Required action | Pick out all lines with the word "title" from the records that follow.

Items from a dataset
▬▬▬▬▬▬
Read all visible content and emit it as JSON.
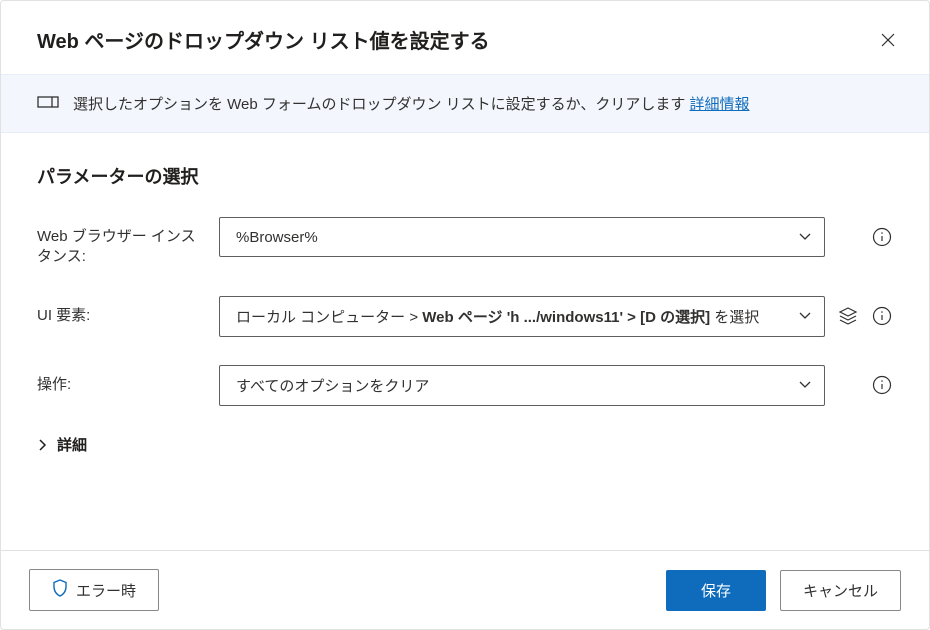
{
  "dialog": {
    "title": "Web ページのドロップダウン リスト値を設定する"
  },
  "banner": {
    "text": "選択したオプションを Web フォームのドロップダウン リストに設定するか、クリアします ",
    "link": "詳細情報"
  },
  "section": {
    "title": "パラメーターの選択"
  },
  "fields": {
    "browser": {
      "label": "Web ブラウザー インスタンス:",
      "value": "%Browser%"
    },
    "uiElement": {
      "label": "UI 要素:",
      "prefix": "ローカル コンピューター > ",
      "bold": "Web ページ 'h .../windows11' > [D の選択]",
      "suffix": " を選択"
    },
    "operation": {
      "label": "操作:",
      "value": "すべてのオプションをクリア"
    }
  },
  "advanced": {
    "label": "詳細"
  },
  "footer": {
    "onError": "エラー時",
    "save": "保存",
    "cancel": "キャンセル"
  }
}
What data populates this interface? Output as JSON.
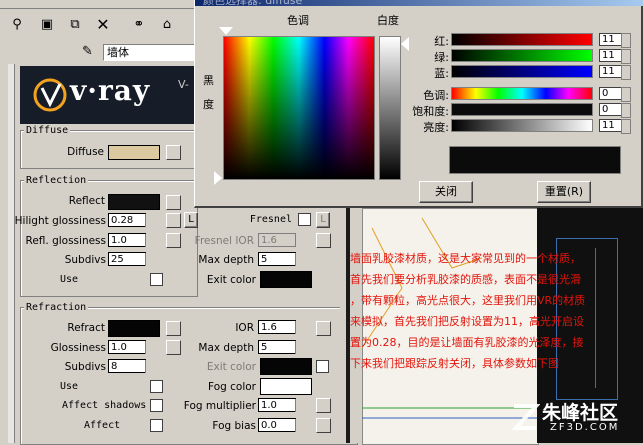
{
  "material": {
    "name": "墙体",
    "logo_text": "v·ray",
    "logo_suffix": "V-"
  },
  "diffuse": {
    "title": "Diffuse",
    "label": "Diffuse",
    "color": "#dbc9a0"
  },
  "reflection": {
    "title": "Reflection",
    "reflect_label": "Reflect",
    "reflect_color": "#111111",
    "hilight_label": "Hilight glossiness",
    "hilight_value": "0.28",
    "l_button": "L",
    "fresnel_label": "Fresnel",
    "refl_gloss_label": "Refl. glossiness",
    "refl_gloss_value": "1.0",
    "fresnel_ior_label": "Fresnel IOR",
    "fresnel_ior_value": "1.6",
    "subdivs_label": "Subdivs",
    "subdivs_value": "25",
    "max_depth_label": "Max depth",
    "max_depth_value": "5",
    "use_label": "Use",
    "exit_color_label": "Exit color",
    "exit_color": "#050505"
  },
  "refraction": {
    "title": "Refraction",
    "refract_label": "Refract",
    "refract_color": "#050505",
    "ior_label": "IOR",
    "ior_value": "1.6",
    "glossiness_label": "Glossiness",
    "glossiness_value": "1.0",
    "max_depth_label": "Max depth",
    "max_depth_value": "5",
    "subdivs_label": "Subdivs",
    "subdivs_value": "8",
    "exit_color_label": "Exit color",
    "use_label": "Use",
    "fog_color_label": "Fog color",
    "fog_color": "#ffffff",
    "affect_shadows_label": "Affect shadows",
    "fog_mult_label": "Fog multiplier",
    "fog_mult_value": "1.0",
    "affect_label": "Affect",
    "fog_bias_label": "Fog bias",
    "fog_bias_value": "0.0"
  },
  "color_picker": {
    "title": "颜色选择器: diffuse",
    "hue_label": "色调",
    "whiteness_label": "白度",
    "blackness_label_1": "黑",
    "blackness_label_2": "度",
    "red_label": "红:",
    "green_label": "绿:",
    "blue_label": "蓝:",
    "hue2_label": "色调:",
    "sat_label": "饱和度:",
    "val_label": "亮度:",
    "red_value": "11",
    "green_value": "11",
    "blue_value": "11",
    "hue_value": "0",
    "sat_value": "0",
    "val_value": "11",
    "close_button": "关闭",
    "reset_button": "重置(R)",
    "preview_color": "#0b0b0b"
  },
  "annotation": {
    "lines": [
      "墙面乳胶漆材质，这是大家常见到的一个材质，",
      "首先我们要分析乳胶漆的质感，表面不是很光滑",
      "，带有颗粒，高光点很大，这里我们用VR的材质",
      "来模拟，首先我们把反射设置为11，高光开启设",
      "置为0.28，目的是让墙面有乳胶漆的光泽度，接",
      "下来我们把跟踪反射关闭，具体参数如下图"
    ]
  },
  "watermark": {
    "brand": "朱峰社区",
    "url": "ZF3D.COM"
  },
  "icons": [
    "pick-icon",
    "put-icon",
    "assign-icon",
    "delete-icon",
    "link-icon",
    "eyedropper-icon"
  ]
}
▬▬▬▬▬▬
Worked solution |
    "title": "Web ページのドロップダウン リスト値を設定する"
    "title": "パラメーターの選択"
    "title": "Diffuse",
    "title": "Reflection",
    "title": "Refraction",
    "title": "颜色选择器: diffuse",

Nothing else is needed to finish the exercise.